It’s always interesting to see how mainstream publications report on interfaith families, especially during December. For many of the papers, December is the only time they focus on people in interfaith relationships and often, the reporters’ ignorance of the issues at stake is readily apparent. Here’s a rundown of some recent pieces on interfaith couples:
The Burlington Free Press, of Vermont, has a thinkpiece from Melissa Pasanane, a self-described “non-observant Jew who is married to someone of generic Christian background with no religious affiliation” on the “the true meaning of Chrismukkah.” While she was initially amused by a new book on Chrismukkah, it eventually led her to an uneasy investigation of her own feelings about the holidays. Pasanane insightfully describes how she and her husband compensate for their lack of religion by overdoing it on presents: “Our sons’ friends are envious that they receive gifts on Hanukkah and Christmas, but I just cringe thinking about the present pile I build to ensure that one holiday (or heritage) doesn’t seem less appealing than the other.” She says she assuages her guilt by inviting friends over for latkes and menorah-lighting, “but I’m looking for something more.”
The Republican, of Springfield, Mass., has a more basic news article on a program at a Reform temple for interfaith couples called “Knishes and Crumpets.” There’s an interesting quote from an interfaith couple that first went to an interfaith discussion group before they were married:
Maryland’s Gazette has a story on the December dilemma through the lens of families who are involved with the Interfaith Families Project of Greater Washington, an organization for interfaith families that is led by a Christian minister. The story itself is good, but the subhead is misleading: “Mixed Jewish, Christian families weigh blending the religions for ‘Christmakuh’ (sic) of keeping them separate.” One thing I find is that secular journalists hunger for stories of Chrismukkah in action, of ways that families are blending the holidays, but as I told Rachel Pomerance of the Atlanta Journal-Constitution yesterday, while many families are doing both, few are actually mixing the holidays. Occasionally you hear about a Star of David on the top of the Christmas tree, but nobody is plucking Hanukkah gelt from an Advent calendar. A major reason that people in interfaith families celebrate two holidays is because those holidays give them warm nostalgic feelings about their own upbringing, usually in a single-religion, unblended home. Why would they corrupt their memories by doing something blended now? Aren’t they far more likely to try to do things that recreate the idyllic memories they have of their childhood? Don’t believe the hype; Chrismukkah isn’t over, because it never started.
The most thoughtful, best-researched piece on intermarriage I’ve seen in the secular press in some time was in the Pittsburgh Post-Gazette.
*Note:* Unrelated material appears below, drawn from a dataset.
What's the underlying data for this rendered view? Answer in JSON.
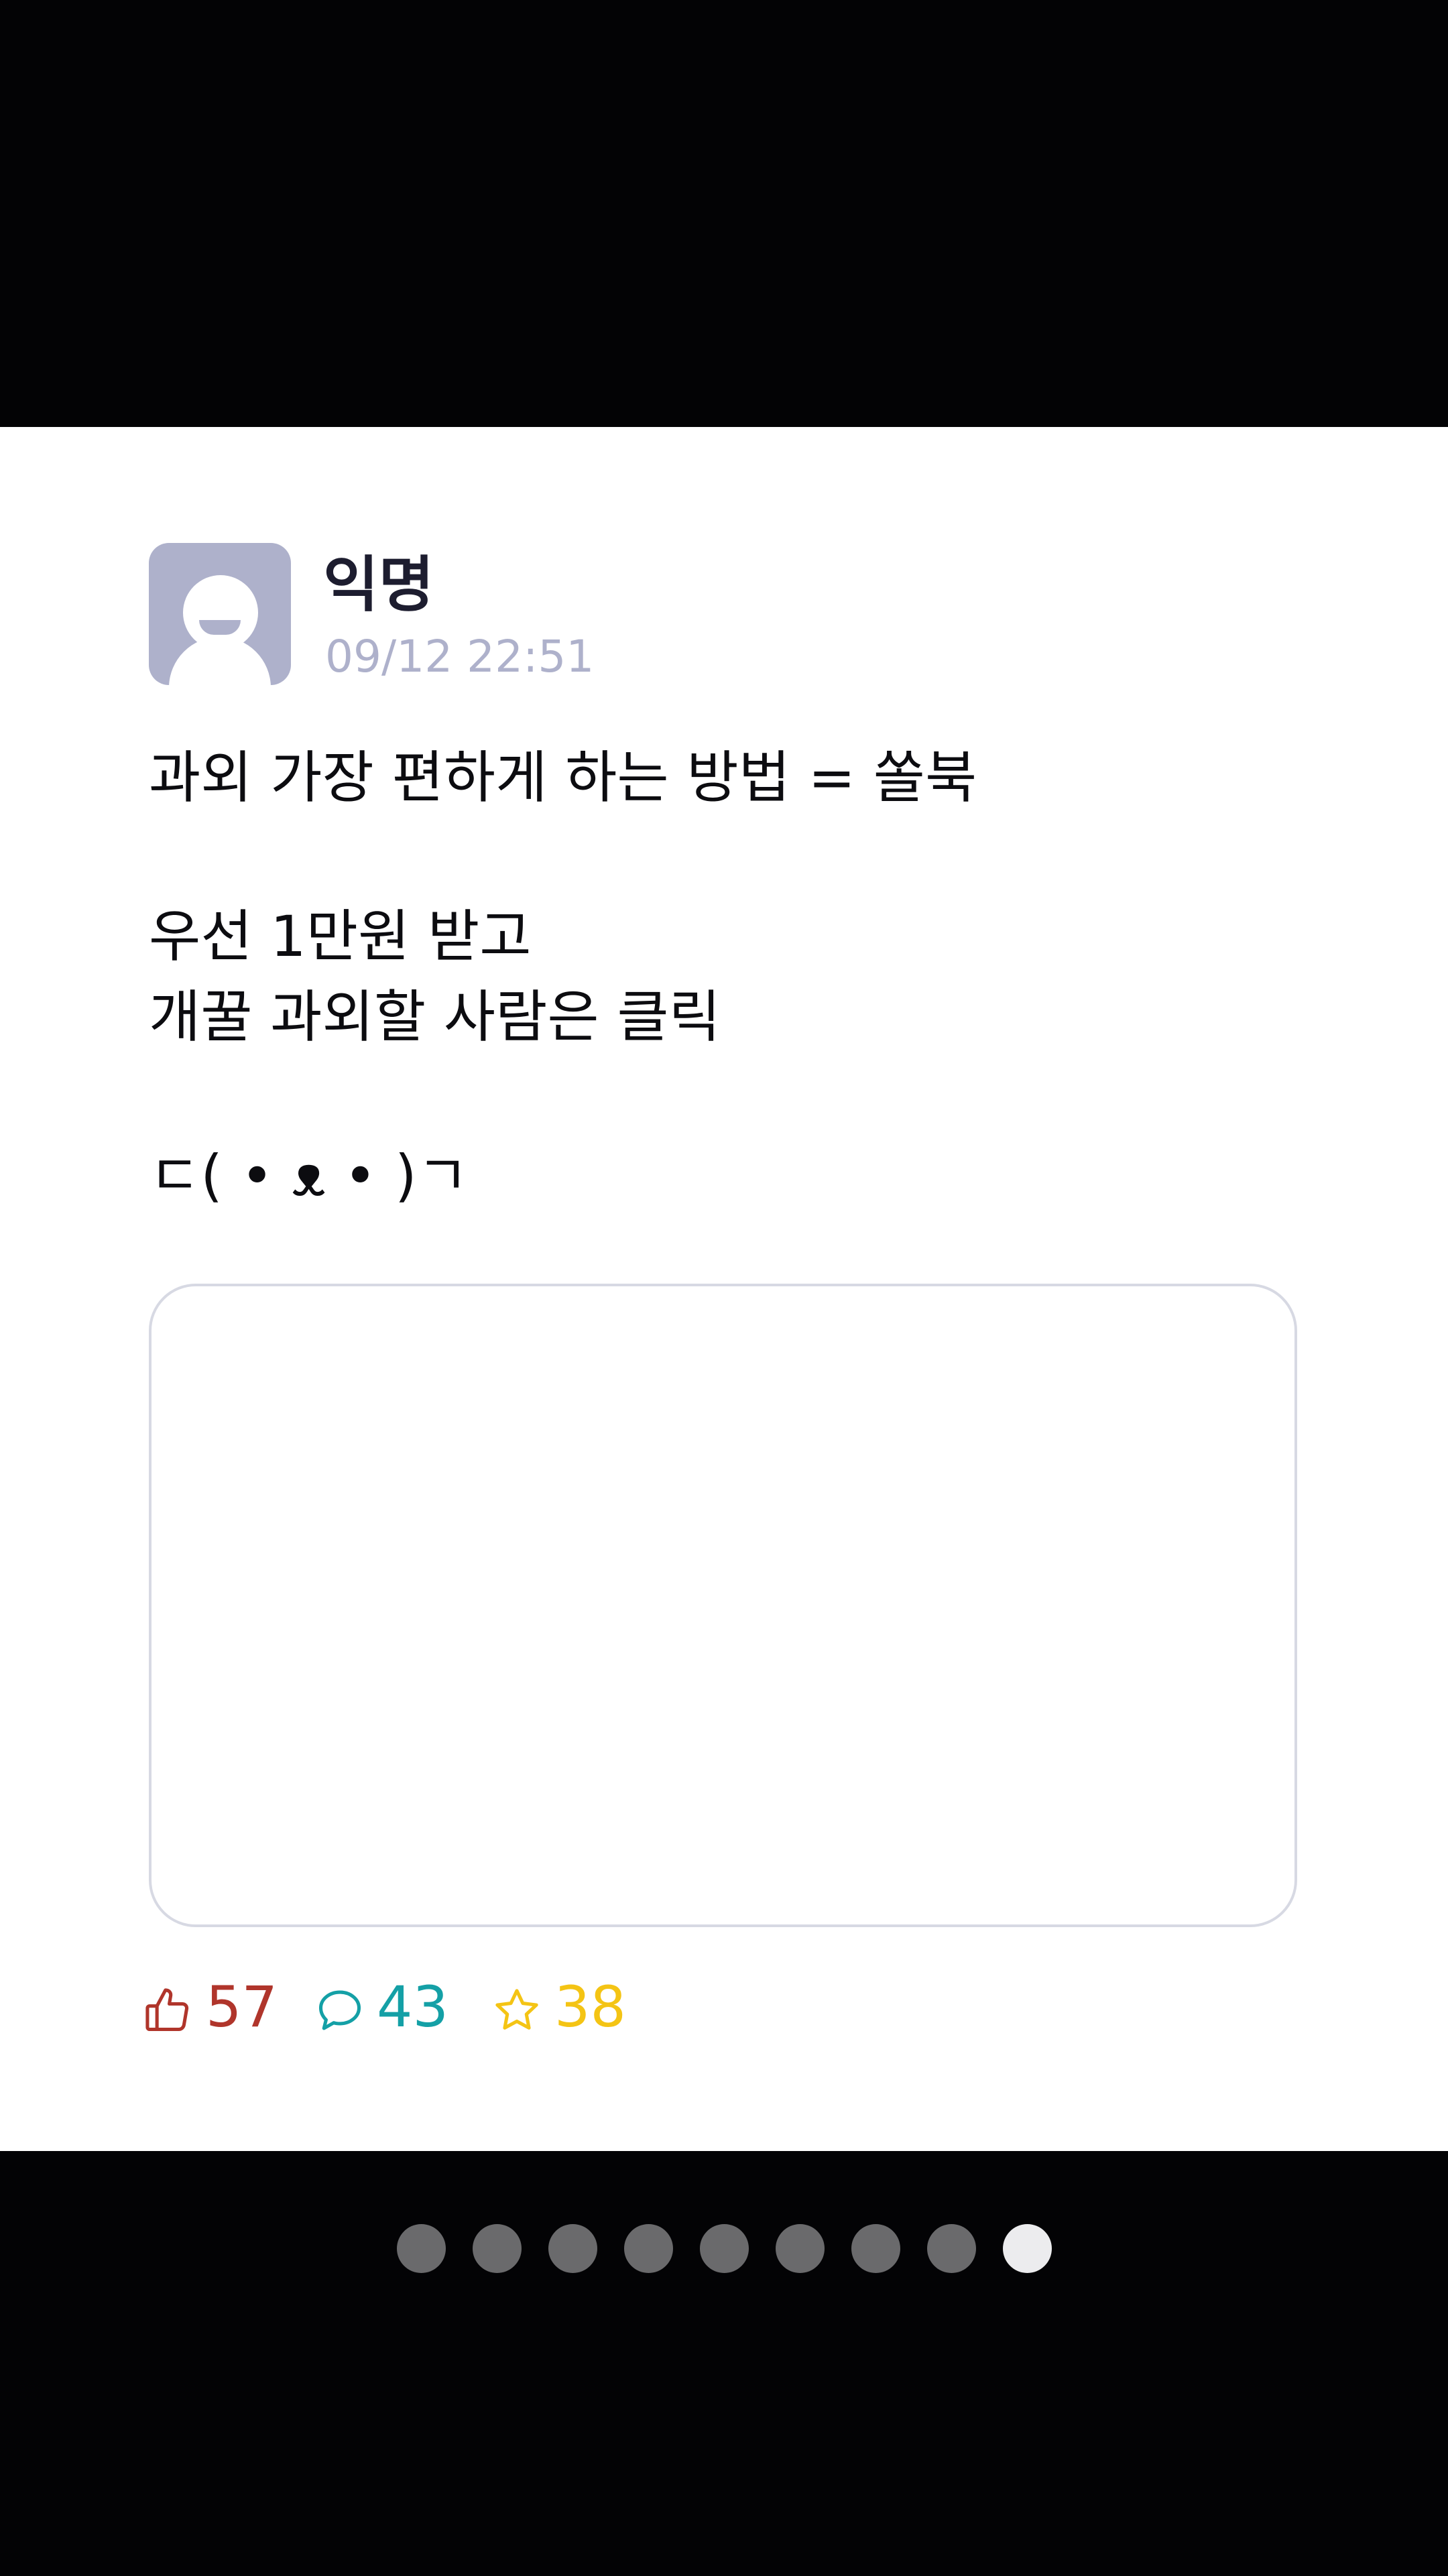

Titled “When religion is a hot button,” it goes through the potential obstacles facing a mixed-faith couple (be they Jewish-Christian, Muslim-Catholic, whatever) and includes smart, expert advice from a series of academics. Among the highlights are the recomendations not to wait until a child is on the way, and to get counseling before there’s conflict. There’s also a link to a program I’d never heard of before called “Two Churches, One Marriage,” which purports to offer a free step-by-step way to manage and prepare for interfaith or interchurch differences in a relationship. Interesting. I’ll let you know more about it in a future post.
“We were the only couple who weren’t already married and didn’t already have children. We were amazed and the number of people who hadn’t discussed what they were going to do with their relationships with regards to religion and spirituality.”
Note: All comments on InterfaithFamily are moderated. Any comment that is offensive or inappropriate will be removed.
Click here to comment using your InterfaithFamily Network login.